I was sitting in the airport with plenty of time on my hands. Unlike those around me, I did not have an electronic device to entertain me. To make matters worse, I had forgotten to bring the book I was reading. And so I took out my calendar to see what needed to be done or scheduled.
As I was busy with my calendar, I was surprised by the man sitting next to me who suddenly exclaimed: “Hey, that’s a pretty nice calendar you have there!”
My “calendar,” I should explain, is a three-ringed notebook with lined pages. I divide the pages by manually drawing vertical lines to separate the days of the week. Inside these divisions are notes of the things I need to do, boxes with agendas for meetings or just reminders that keep me on schedule. It is a very primitive almost medieval arrangement, but I have found it to be very flexible. It developed organically and allows all sorts of changes to accommodate what I need to do.
The man who had just praised my calendar was someone approaching sixty in casual business attire that gave the impression of being a professional or executive. That he would compliment my calendar was the last thing I would have expected from him.
I asked him why he liked my calendar and he replied: “Because I have one just like it. I thought I was the only one that has something like yours. Now I am happy to see that there are others like me.”
I was also surprised since I had thought the same thing, that I was the only one to do something so different. I was under the mistaken impression that anyone wanting to be part of the real world had to have some fancy scheduling program or app.

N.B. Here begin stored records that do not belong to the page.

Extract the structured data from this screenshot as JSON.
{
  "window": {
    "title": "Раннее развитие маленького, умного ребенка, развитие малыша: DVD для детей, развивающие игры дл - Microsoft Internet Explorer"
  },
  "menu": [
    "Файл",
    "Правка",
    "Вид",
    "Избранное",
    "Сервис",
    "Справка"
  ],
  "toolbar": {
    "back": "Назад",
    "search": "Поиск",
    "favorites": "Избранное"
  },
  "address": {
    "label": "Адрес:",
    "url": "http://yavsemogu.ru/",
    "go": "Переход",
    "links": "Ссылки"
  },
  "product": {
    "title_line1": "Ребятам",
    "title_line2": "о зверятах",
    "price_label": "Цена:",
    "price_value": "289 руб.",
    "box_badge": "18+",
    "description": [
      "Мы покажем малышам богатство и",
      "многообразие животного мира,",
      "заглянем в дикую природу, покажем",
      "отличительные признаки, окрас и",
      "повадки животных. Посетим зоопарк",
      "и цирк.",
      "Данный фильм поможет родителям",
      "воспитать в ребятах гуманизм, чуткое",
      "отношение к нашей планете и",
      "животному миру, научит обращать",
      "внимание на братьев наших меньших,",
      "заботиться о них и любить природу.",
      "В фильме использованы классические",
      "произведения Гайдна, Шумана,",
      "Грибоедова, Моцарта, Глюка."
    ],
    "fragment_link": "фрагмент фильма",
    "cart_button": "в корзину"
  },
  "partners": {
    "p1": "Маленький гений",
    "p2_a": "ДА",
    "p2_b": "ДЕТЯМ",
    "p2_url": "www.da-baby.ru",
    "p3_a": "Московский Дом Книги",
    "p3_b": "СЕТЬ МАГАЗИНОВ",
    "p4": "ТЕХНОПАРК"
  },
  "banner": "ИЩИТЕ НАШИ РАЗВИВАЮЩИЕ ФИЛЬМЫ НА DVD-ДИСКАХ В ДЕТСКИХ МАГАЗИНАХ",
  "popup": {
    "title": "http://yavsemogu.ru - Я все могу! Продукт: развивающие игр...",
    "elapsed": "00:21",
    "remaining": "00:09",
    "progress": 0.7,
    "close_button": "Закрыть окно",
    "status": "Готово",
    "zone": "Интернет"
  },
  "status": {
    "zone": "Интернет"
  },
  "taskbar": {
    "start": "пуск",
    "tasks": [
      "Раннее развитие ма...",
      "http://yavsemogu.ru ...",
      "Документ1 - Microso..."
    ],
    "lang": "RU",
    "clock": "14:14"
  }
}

But this man obviously was part of the real world. He later explained to me that he was a fashion designer in New York City. He also had a large farm in Missouri that he had inherited and managed and thus frequently visited. He was a very busy man who had a very busy schedule…and a very primitive calendar.
We started talking shop. I explained a few of my secrets and showed him some pages with my past weeks’ schedules. He chimed in with a few tips on how he did things. We both were commenting on how technology does not solve all scheduling problems, and sometimes even makes things worse. Much more important than the devices and programs are the scheduling habits that you develop. You don’t need to follow all the latest high-tech fads and gadgets. Sometimes all that is needed is a bit of common sense to find the system that works best for you.
At a certain point in the conversation, I decided to up the ante and see how far I might go with this train of thought.
I pulled out my ancient Samsung flip-phone that looked so twentieth century. He immediately took out his outdated and dilapidated Blackberry that he assured me was cutting-edge primitive without any bells or whistles. We both agreed that so many of the new devices can be very superfluous and time-consuming. It is easier to get by using what you truly need.
I learned two lessons from the airport conversation. The first was that not everybody follows all the latest fads. There are many like my friend who do not go along with the frenetic intemperance of buying every gadget or app that appears on the market. They use the technology they need even if it might seem outdated. They believe that we should not serve technology, but technology should serve us. I learned that we should not be afraid to resist the trends that often dictate how we should act.
The second lesson was that organic solutions that we develop ourselves are often the best ones. They stand out and are so refreshing in a world where everything is so artificially organized and pre-planned. I am sure there are many like my friend at the airport who develop imaginative solutions that would delight and surprise us. I am certain we can find examples of these organic solutions everywhere if we just take the time and trouble to look. Indeed, this is something I would like to study more in depth. I think I will put it on my “medieval” calendar.